I feel so small today. Tiny bones and tired muscles and tissue-paper lungs. Walking from the train with my lunch curled up in my arm I was a wisp trying to be large enough to breathe. So far this week I have been filled to the brim via most of my orifices with barium or contrast fluid, sacrificed a bit of blood to lab vampires, had my guts and lungs viewed through various magic mirrors, had so very many strangers examine/poke/assault my private areas, and watched "Law & Order" and "Friends" re-runs for 5 hours while curled in the fetal position on an ER bed. It is Wednesday. Tomorrow is pre-op for butt surgery next Tuesday and then I refuse to do anything medical but take my antibiotics all weekend.

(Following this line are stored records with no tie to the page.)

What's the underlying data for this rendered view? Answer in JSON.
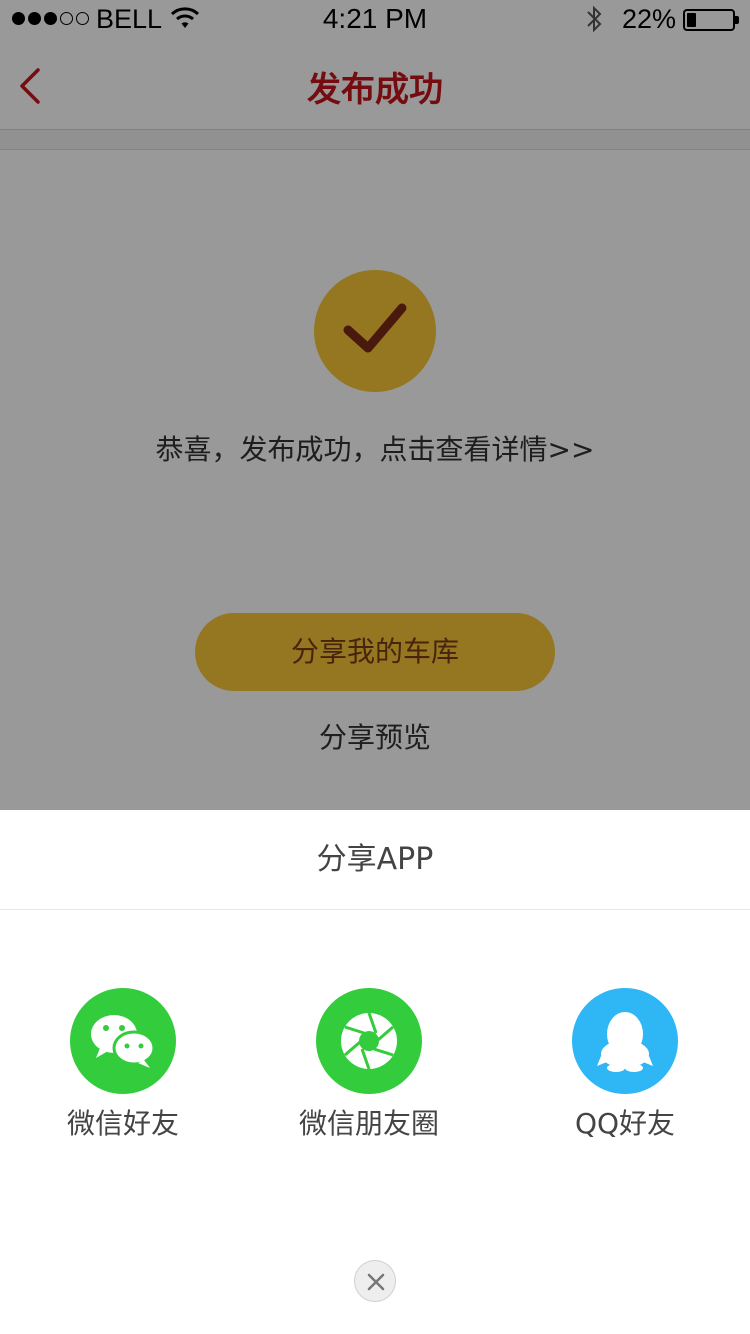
{
  "status_bar": {
    "carrier": "BELL",
    "time": "4:21 PM",
    "battery_percent": "22%",
    "signal_bars_filled": 3,
    "signal_bars_total": 5
  },
  "navbar": {
    "title": "发布成功",
    "back_icon": "chevron-left-icon"
  },
  "main": {
    "success_icon": "checkmark-icon",
    "success_message": "恭喜，发布成功，点击查看详情>>",
    "share_garage_label": "分享我的车库",
    "share_preview_label": "分享预览"
  },
  "share_sheet": {
    "title": "分享APP",
    "options": [
      {
        "label": "微信好友",
        "icon": "wechat-icon",
        "color": "#33cc3c"
      },
      {
        "label": "微信朋友圈",
        "icon": "wechat-moments-icon",
        "color": "#33cc3c"
      },
      {
        "label": "QQ好友",
        "icon": "qq-icon",
        "color": "#2fb6f5"
      }
    ],
    "close_icon": "close-icon"
  },
  "colors": {
    "accent_red": "#c4161c",
    "accent_yellow": "#f7c736",
    "overlay": "rgba(0,0,0,0.40)"
  }
}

I used to be tired a lot. I worked hard, so it seemed reasonable to be immobile all evening after work and through most of the weekend. I fell victim to infection easily my whole life, and that often contributed to my fatigue. I did so much to get tired, though. Work was eight-to-ten hours a day, I was learning to surf, I walked everywhere. Now I wake up tired. Surgery was almost seven months ago, and there is just no bouncing back. The trauma of it has left cascading maladies in its wake and shone a light on Myelodysplastic Syndrome I didn't even know I had. My time is now marked by doctor visits and lab tests and meetings where I beg Social Security and DHS to help me keep my head above water just enough to get through my impending bone marrow transplant. Even without influenza for most of May or some mystery mass that make bowel evacuation about as fun as sitting on a wrought iron fencepost, I would be exhausted from my full-time job as an almost-cancer patient. I haven't even started chemo yet.
Today I went to DHS's Aging & Disability office to interview for something called presumptive Medicaid. Bronchitis from the flu made me winded and gave me a breathy, Rory Gilmore voice that I hope aided my cause. How can anyone deny medical insurance to a 3/4-sized Rory Gilmore who needs a bone marrow transplant? On my way to the MAX to go home, I picked up some tikka masala and a soda from my favorite food cart and I felt as though I might twirl away, into the air like a puff of smoke while I waited for my order. So small. So broken. So at the mercy of kind, research university doctors and faceless, judging state bureaucrats. I signed over my life laid bare to the bureaucrats today in hopes they would understand this uncommon diagnosis of mine and know that if I could work and pay for my own insurance I surely would. I'll work after my transplant, go to school and be some sort of person who makes enough money to pay for her own- and some random stranger's insurance if they will just help me pay for that new bone marrow that's not covered by my OHSU discount. My lunch was ten times my imagined size, and as I walked home from the train strangers in the street saw a folded newspaper, a can of orange Fanta, and a large container of Indian food being escorted into my building by a non-corporeal consciousness.